Defending Europe

December 24, 1987

Report Outline
Special Focus


For all the fanfare that accompanied the signing of the first U.S.-Soviet arms control agreement in eight years, the treaty to ban intermediate-range nuclear forces (INF) has posed as many questions about the defense of Europe as it has resolved. By reducing the nuclear component of the superpowers' arsenals on the continent, the INF agreement has focused attention on conventional, or non-nuclear, forces. While all 15 U.S. allies in the North Atlantic Treaty Organization (NATO) endorse the treaty, which was signed Dec. S in Washington, they a]so agree that the withdrawal of 2,800 “Euromissiles” and the prospect of deep cuts in the superpowers' strategic nuclear forces make adequate conventional strength more urgent than ever.

By nearly all accounts, the seven-nation Warsaw Pact enjoys a substantial numerical advantage over NATO in conventional forces. At the same time, budgetary constraints in the United States and in Europe will make it more difficult to correct that imbalance. For this reason, support is growing for a new set of negotiations aimed at reducing the level of conventional forces deployed in Europe by NATO and the East bloc. “We and the Soviet Union are pretty much agreed to start conventional stability talks sometime early next year,” says Matthew Murphy, a spokesman for the U.S. Arms Control and Disarmament Agency, which advises the president on arms control policy. Unlike the negotiations over nuclear weapons, which have been conducted between the superpowers alone, the conventional weapons talks will involve all 23 members of the two alliances. “We will consult with our NATO allies and be sure all are agreed on specific proposals to be presented to the Soviets,” Murphy says.

But there are obstacles to reaching such a consensus that make the official timetable uncertain. Some of the West European allies fear that the removal of U.S. medium-range nuclear weapons from their territory is the first phase of a reduction in America s defense commitment to Europe.

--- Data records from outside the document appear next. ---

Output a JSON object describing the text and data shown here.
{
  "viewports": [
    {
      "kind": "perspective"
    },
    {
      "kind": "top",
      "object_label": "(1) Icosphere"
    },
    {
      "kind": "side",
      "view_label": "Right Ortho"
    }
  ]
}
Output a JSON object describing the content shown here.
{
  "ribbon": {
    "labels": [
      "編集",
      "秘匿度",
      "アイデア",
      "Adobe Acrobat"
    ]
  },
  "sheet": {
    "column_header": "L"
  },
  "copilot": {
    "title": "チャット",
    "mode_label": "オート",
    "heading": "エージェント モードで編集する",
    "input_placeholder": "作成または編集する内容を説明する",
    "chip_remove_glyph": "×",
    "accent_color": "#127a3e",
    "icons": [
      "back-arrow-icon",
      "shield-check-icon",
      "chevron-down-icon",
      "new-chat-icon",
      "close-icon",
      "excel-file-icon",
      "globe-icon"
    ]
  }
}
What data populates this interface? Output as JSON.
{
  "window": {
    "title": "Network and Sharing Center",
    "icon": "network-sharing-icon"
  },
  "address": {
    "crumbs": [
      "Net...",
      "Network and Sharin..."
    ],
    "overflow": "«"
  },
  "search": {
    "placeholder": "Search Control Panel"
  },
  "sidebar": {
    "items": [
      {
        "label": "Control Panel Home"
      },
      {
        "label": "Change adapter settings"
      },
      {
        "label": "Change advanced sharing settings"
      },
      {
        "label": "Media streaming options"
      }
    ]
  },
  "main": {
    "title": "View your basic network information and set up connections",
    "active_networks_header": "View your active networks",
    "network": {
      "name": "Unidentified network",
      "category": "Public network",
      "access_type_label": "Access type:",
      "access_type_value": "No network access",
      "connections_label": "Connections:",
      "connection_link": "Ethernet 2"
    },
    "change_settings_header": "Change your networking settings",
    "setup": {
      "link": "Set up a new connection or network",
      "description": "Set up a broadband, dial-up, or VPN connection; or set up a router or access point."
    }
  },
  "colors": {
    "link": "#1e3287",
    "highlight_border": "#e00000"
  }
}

ISSUE TRACKER for Related Reports
Arms Control and Disarmament
Feb. 14, 2020  The New Arms Race
Dec. 13, 2013  Chemical and Biological Weapons
Mar. 2010  Dangerous War Debris
Oct. 02, 2009  Nuclear Disarmament Updated
Jan. 27, 1995  Non-Proliferation Treaty at 25
Dec. 24, 1987  Defending Europe
Feb. 22, 1985  Arms Control Negotiations
Jun. 08, 1979  Strategic Arms Debate
Apr. 09, 1969  Prospects for Arms Control
Mar. 15, 1961  New Approaches to Disarmament
Feb. 25, 1960  Struggle for Disarmament
Nov. 07, 1958  Arms Control: 1958
Jun. 11, 1957  Inspection for Disarmament
Jul. 11, 1955  Controlled Disarmament
Oct. 09, 1933  The Disarmament Conference, 1933
Jan. 05, 1932  World Disarmament Conference of 1932
Apr. 08, 1929  Efforts Toward Disarmament
Mar. 13, 1928  The League of Nations and Disarmament
Feb. 22, 1927  The United States and Disarmament
Alliances and Security Agreements
Arms Control and Disarmament
Regional Political Affairs: Europe